Task —
Your task is to give the entries back exactly, leaving nothing out.

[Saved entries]
<<<<
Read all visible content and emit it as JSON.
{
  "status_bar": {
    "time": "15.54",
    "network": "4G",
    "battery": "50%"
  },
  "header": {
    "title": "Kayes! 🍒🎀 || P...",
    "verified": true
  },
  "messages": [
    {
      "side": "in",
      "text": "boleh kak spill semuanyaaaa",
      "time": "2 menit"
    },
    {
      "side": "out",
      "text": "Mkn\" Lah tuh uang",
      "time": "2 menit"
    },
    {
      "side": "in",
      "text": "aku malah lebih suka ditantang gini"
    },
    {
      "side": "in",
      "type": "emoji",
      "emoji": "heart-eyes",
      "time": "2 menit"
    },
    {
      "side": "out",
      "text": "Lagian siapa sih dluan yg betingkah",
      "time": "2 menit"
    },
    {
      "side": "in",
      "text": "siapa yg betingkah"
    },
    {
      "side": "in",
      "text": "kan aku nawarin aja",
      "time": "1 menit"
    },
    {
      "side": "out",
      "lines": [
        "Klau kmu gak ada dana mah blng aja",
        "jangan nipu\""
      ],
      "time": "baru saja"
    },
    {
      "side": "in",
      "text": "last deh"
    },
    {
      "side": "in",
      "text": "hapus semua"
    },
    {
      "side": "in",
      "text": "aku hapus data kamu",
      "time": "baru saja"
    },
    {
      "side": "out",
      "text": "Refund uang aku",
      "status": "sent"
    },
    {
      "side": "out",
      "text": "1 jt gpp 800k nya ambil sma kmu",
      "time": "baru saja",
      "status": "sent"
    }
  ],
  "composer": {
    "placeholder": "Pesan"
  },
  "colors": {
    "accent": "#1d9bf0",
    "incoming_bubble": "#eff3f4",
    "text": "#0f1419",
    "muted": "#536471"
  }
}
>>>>
Answer space —
Read all visible content and emit it as JSON.
{
  "status_bar": {
    "time": "15.54",
    "network": "4G",
    "battery": "50%"
  },
  "header": {
    "title": "Kayes! 🍒🎀 || P...",
    "verified": true
  },
  "messages": [
    {
      "side": "in",
      "text": "boleh kak spill semuanyaaaa",
      "time": "2 menit"
    },
    {
      "side": "out",
      "text": "Mkn\" Lah tuh uang",
      "time": "2 menit"
    },
    {
      "side": "in",
      "text": "aku malah lebih suka ditantang gini"
    },
    {
      "side": "in",
      "type": "emoji",
      "emoji": "heart-eyes",
      "time": "2 menit"
    },
    {
      "side": "out",
      "text": "Lagian siapa sih dluan yg betingkah",
      "time": "2 menit"
    },
    {
      "side": "in",
      "text": "siapa yg betingkah"
    },
    {
      "side": "in",
      "text": "kan aku nawarin aja",
      "time": "1 menit"
    },
    {
      "side": "out",
      "lines": [
        "Klau kmu gak ada dana mah blng aja",
        "jangan nipu\""
      ],
      "time": "baru saja"
    },
    {
      "side": "in",
      "text": "last deh"
    },
    {
      "side": "in",
      "text": "hapus semua"
    },
    {
      "side": "in",
      "text": "aku hapus data kamu",
      "time": "baru saja"
    },
    {
      "side": "out",
      "text": "Refund uang aku",
      "status": "sent"
    },
    {
      "side": "out",
      "text": "1 jt gpp 800k nya ambil sma kmu",
      "time": "baru saja",
      "status": "sent"
    }
  ],
  "composer": {
    "placeholder": "Pesan"
  },
  "colors": {
    "accent": "#1d9bf0",
    "incoming_bubble": "#eff3f4",
    "text": "#0f1419",
    "muted": "#536471"
  }
}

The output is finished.